*** Input for this task Section Begins ***
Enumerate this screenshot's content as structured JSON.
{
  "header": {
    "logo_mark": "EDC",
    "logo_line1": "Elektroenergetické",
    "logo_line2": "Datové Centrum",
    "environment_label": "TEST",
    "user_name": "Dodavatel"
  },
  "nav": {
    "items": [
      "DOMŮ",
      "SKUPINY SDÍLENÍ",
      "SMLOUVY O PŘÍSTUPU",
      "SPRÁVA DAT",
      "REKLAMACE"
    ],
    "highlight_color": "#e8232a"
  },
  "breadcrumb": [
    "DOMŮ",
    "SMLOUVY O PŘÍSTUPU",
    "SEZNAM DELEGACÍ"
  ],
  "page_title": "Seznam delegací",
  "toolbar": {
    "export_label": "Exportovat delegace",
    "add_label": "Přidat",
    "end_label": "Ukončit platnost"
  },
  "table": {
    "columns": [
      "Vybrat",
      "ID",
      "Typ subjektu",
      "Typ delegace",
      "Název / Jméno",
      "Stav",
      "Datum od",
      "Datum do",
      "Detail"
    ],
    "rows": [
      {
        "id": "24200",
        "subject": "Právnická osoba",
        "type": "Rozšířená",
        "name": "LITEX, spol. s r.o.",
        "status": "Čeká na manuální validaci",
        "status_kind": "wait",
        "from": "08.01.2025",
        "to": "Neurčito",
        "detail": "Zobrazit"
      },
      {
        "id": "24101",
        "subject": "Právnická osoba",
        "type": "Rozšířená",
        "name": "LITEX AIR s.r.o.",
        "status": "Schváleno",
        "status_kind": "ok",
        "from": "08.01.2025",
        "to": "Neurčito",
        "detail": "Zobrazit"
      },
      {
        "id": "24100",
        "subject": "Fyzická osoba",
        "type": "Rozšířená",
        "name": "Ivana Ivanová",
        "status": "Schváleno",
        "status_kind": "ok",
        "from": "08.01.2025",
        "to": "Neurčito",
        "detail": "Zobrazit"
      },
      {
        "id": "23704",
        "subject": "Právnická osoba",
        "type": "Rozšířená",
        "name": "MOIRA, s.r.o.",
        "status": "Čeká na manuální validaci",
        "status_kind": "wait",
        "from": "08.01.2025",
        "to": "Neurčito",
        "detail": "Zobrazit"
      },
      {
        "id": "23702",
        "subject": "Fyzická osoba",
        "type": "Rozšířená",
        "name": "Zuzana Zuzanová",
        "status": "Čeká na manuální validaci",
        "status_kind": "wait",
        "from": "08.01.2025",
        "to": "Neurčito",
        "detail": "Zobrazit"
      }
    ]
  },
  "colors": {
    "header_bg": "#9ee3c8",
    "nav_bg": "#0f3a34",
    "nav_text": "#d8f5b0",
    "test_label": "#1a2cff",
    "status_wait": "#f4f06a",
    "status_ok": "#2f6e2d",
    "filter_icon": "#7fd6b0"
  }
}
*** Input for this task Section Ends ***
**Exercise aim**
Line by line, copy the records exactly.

**Exercise solution**
Enumerate this screenshot's content as structured JSON.
{
  "header": {
    "logo_mark": "EDC",
    "logo_line1": "Elektroenergetické",
    "logo_line2": "Datové Centrum",
    "environment_label": "TEST",
    "user_name": "Dodavatel"
  },
  "nav": {
    "items": [
      "DOMŮ",
      "SKUPINY SDÍLENÍ",
      "SMLOUVY O PŘÍSTUPU",
      "SPRÁVA DAT",
      "REKLAMACE"
    ],
    "highlight_color": "#e8232a"
  },
  "breadcrumb": [
    "DOMŮ",
    "SMLOUVY O PŘÍSTUPU",
    "SEZNAM DELEGACÍ"
  ],
  "page_title": "Seznam delegací",
  "toolbar": {
    "export_label": "Exportovat delegace",
    "add_label": "Přidat",
    "end_label": "Ukončit platnost"
  },
  "table": {
    "columns": [
      "Vybrat",
      "ID",
      "Typ subjektu",
      "Typ delegace",
      "Název / Jméno",
      "Stav",
      "Datum od",
      "Datum do",
      "Detail"
    ],
    "rows": [
      {
        "id": "24200",
        "subject": "Právnická osoba",
        "type": "Rozšířená",
        "name": "LITEX, spol. s r.o.",
        "status": "Čeká na manuální validaci",
        "status_kind": "wait",
        "from": "08.01.2025",
        "to": "Neurčito",
        "detail": "Zobrazit"
      },
      {
        "id": "24101",
        "subject": "Právnická osoba",
        "type": "Rozšířená",
        "name": "LITEX AIR s.r.o.",
        "status": "Schváleno",
        "status_kind": "ok",
        "from": "08.01.2025",
        "to": "Neurčito",
        "detail": "Zobrazit"
      },
      {
        "id": "24100",
        "subject": "Fyzická osoba",
        "type": "Rozšířená",
        "name": "Ivana Ivanová",
        "status": "Schváleno",
        "status_kind": "ok",
        "from": "08.01.2025",
        "to": "Neurčito",
        "detail": "Zobrazit"
      },
      {
        "id": "23704",
        "subject": "Právnická osoba",
        "type": "Rozšířená",
        "name": "MOIRA, s.r.o.",
        "status": "Čeká na manuální validaci",
        "status_kind": "wait",
        "from": "08.01.2025",
        "to": "Neurčito",
        "detail": "Zobrazit"
      },
      {
        "id": "23702",
        "subject": "Fyzická osoba",
        "type": "Rozšířená",
        "name": "Zuzana Zuzanová",
        "status": "Čeká na manuální validaci",
        "status_kind": "wait",
        "from": "08.01.2025",
        "to": "Neurčito",
        "detail": "Zobrazit"
      }
    ]
  },
  "colors": {
    "header_bg": "#9ee3c8",
    "nav_bg": "#0f3a34",
    "nav_text": "#d8f5b0",
    "test_label": "#1a2cff",
    "status_wait": "#f4f06a",
    "status_ok": "#2f6e2d",
    "filter_icon": "#7fd6b0"
  }
}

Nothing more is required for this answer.